◆ AVAILABLE DATA
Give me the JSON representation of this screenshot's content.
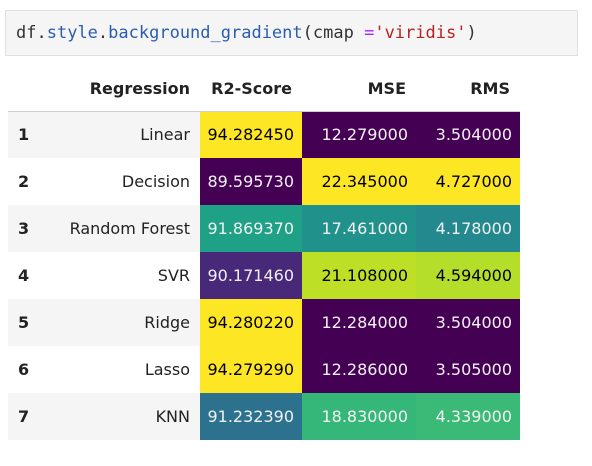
{
  "code": {
    "prefix": "df",
    "dot1": ".",
    "attr1": "style",
    "dot2": ".",
    "attr2": "background_gradient",
    "open": "(",
    "arg": "cmap ",
    "op": "=",
    "str": "'viridis'",
    "close": ")"
  },
  "table": {
    "headers": [
      "",
      "Regression",
      "R2-Score",
      "MSE",
      "RMS"
    ],
    "rows": [
      {
        "index": "1",
        "regression": "Linear",
        "r2": "94.282450",
        "mse": "12.279000",
        "rms": "3.504000",
        "colors": {
          "r2": {
            "bg": "#fde725",
            "fg": "#000000"
          },
          "mse": {
            "bg": "#440154",
            "fg": "#f1f1f1"
          },
          "rms": {
            "bg": "#440154",
            "fg": "#f1f1f1"
          }
        }
      },
      {
        "index": "2",
        "regression": "Decision",
        "r2": "89.595730",
        "mse": "22.345000",
        "rms": "4.727000",
        "colors": {
          "r2": {
            "bg": "#440154",
            "fg": "#f1f1f1"
          },
          "mse": {
            "bg": "#fde725",
            "fg": "#000000"
          },
          "rms": {
            "bg": "#fde725",
            "fg": "#000000"
          }
        }
      },
      {
        "index": "3",
        "regression": "Random Forest",
        "r2": "91.869370",
        "mse": "17.461000",
        "rms": "4.178000",
        "colors": {
          "r2": {
            "bg": "#1fa187",
            "fg": "#f1f1f1"
          },
          "mse": {
            "bg": "#21918c",
            "fg": "#f1f1f1"
          },
          "rms": {
            "bg": "#23898e",
            "fg": "#f1f1f1"
          }
        }
      },
      {
        "index": "4",
        "regression": "SVR",
        "r2": "90.171460",
        "mse": "21.108000",
        "rms": "4.594000",
        "colors": {
          "r2": {
            "bg": "#482878",
            "fg": "#f1f1f1"
          },
          "mse": {
            "bg": "#bddf26",
            "fg": "#000000"
          },
          "rms": {
            "bg": "#b5de2b",
            "fg": "#000000"
          }
        }
      },
      {
        "index": "5",
        "regression": "Ridge",
        "r2": "94.280220",
        "mse": "12.284000",
        "rms": "3.504000",
        "colors": {
          "r2": {
            "bg": "#fde725",
            "fg": "#000000"
          },
          "mse": {
            "bg": "#440154",
            "fg": "#f1f1f1"
          },
          "rms": {
            "bg": "#440154",
            "fg": "#f1f1f1"
          }
        }
      },
      {
        "index": "6",
        "regression": "Lasso",
        "r2": "94.279290",
        "mse": "12.286000",
        "rms": "3.505000",
        "colors": {
          "r2": {
            "bg": "#fde725",
            "fg": "#000000"
          },
          "mse": {
            "bg": "#440154",
            "fg": "#f1f1f1"
          },
          "rms": {
            "bg": "#440154",
            "fg": "#f1f1f1"
          }
        }
      },
      {
        "index": "7",
        "regression": "KNN",
        "r2": "91.232390",
        "mse": "18.830000",
        "rms": "4.339000",
        "colors": {
          "r2": {
            "bg": "#2c728e",
            "fg": "#f1f1f1"
          },
          "mse": {
            "bg": "#35b779",
            "fg": "#f1f1f1"
          },
          "rms": {
            "bg": "#3aba76",
            "fg": "#f1f1f1"
          }
        }
      }
    ]
  }
}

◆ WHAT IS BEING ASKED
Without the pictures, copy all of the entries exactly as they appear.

◆ SOLUTION TO THIS EXERCISE
Give me the JSON representation of this screenshot's content.
{
  "code": {
    "prefix": "df",
    "dot1": ".",
    "attr1": "style",
    "dot2": ".",
    "attr2": "background_gradient",
    "open": "(",
    "arg": "cmap ",
    "op": "=",
    "str": "'viridis'",
    "close": ")"
  },
  "table": {
    "headers": [
      "",
      "Regression",
      "R2-Score",
      "MSE",
      "RMS"
    ],
    "rows": [
      {
        "index": "1",
        "regression": "Linear",
        "r2": "94.282450",
        "mse": "12.279000",
        "rms": "3.504000",
        "colors": {
          "r2": {
            "bg": "#fde725",
            "fg": "#000000"
          },
          "mse": {
            "bg": "#440154",
            "fg": "#f1f1f1"
          },
          "rms": {
            "bg": "#440154",
            "fg": "#f1f1f1"
          }
        }
      },
      {
        "index": "2",
        "regression": "Decision",
        "r2": "89.595730",
        "mse": "22.345000",
        "rms": "4.727000",
        "colors": {
          "r2": {
            "bg": "#440154",
            "fg": "#f1f1f1"
          },
          "mse": {
            "bg": "#fde725",
            "fg": "#000000"
          },
          "rms": {
            "bg": "#fde725",
            "fg": "#000000"
          }
        }
      },
      {
        "index": "3",
        "regression": "Random Forest",
        "r2": "91.869370",
        "mse": "17.461000",
        "rms": "4.178000",
        "colors": {
          "r2": {
            "bg": "#1fa187",
            "fg": "#f1f1f1"
          },
          "mse": {
            "bg": "#21918c",
            "fg": "#f1f1f1"
          },
          "rms": {
            "bg": "#23898e",
            "fg": "#f1f1f1"
          }
        }
      },
      {
        "index": "4",
        "regression": "SVR",
        "r2": "90.171460",
        "mse": "21.108000",
        "rms": "4.594000",
        "colors": {
          "r2": {
            "bg": "#482878",
            "fg": "#f1f1f1"
          },
          "mse": {
            "bg": "#bddf26",
            "fg": "#000000"
          },
          "rms": {
            "bg": "#b5de2b",
            "fg": "#000000"
          }
        }
      },
      {
        "index": "5",
        "regression": "Ridge",
        "r2": "94.280220",
        "mse": "12.284000",
        "rms": "3.504000",
        "colors": {
          "r2": {
            "bg": "#fde725",
            "fg": "#000000"
          },
          "mse": {
            "bg": "#440154",
            "fg": "#f1f1f1"
          },
          "rms": {
            "bg": "#440154",
            "fg": "#f1f1f1"
          }
        }
      },
      {
        "index": "6",
        "regression": "Lasso",
        "r2": "94.279290",
        "mse": "12.286000",
        "rms": "3.505000",
        "colors": {
          "r2": {
            "bg": "#fde725",
            "fg": "#000000"
          },
          "mse": {
            "bg": "#440154",
            "fg": "#f1f1f1"
          },
          "rms": {
            "bg": "#440154",
            "fg": "#f1f1f1"
          }
        }
      },
      {
        "index": "7",
        "regression": "KNN",
        "r2": "91.232390",
        "mse": "18.830000",
        "rms": "4.339000",
        "colors": {
          "r2": {
            "bg": "#2c728e",
            "fg": "#f1f1f1"
          },
          "mse": {
            "bg": "#35b779",
            "fg": "#f1f1f1"
          },
          "rms": {
            "bg": "#3aba76",
            "fg": "#f1f1f1"
          }
        }
      }
    ]
  }
}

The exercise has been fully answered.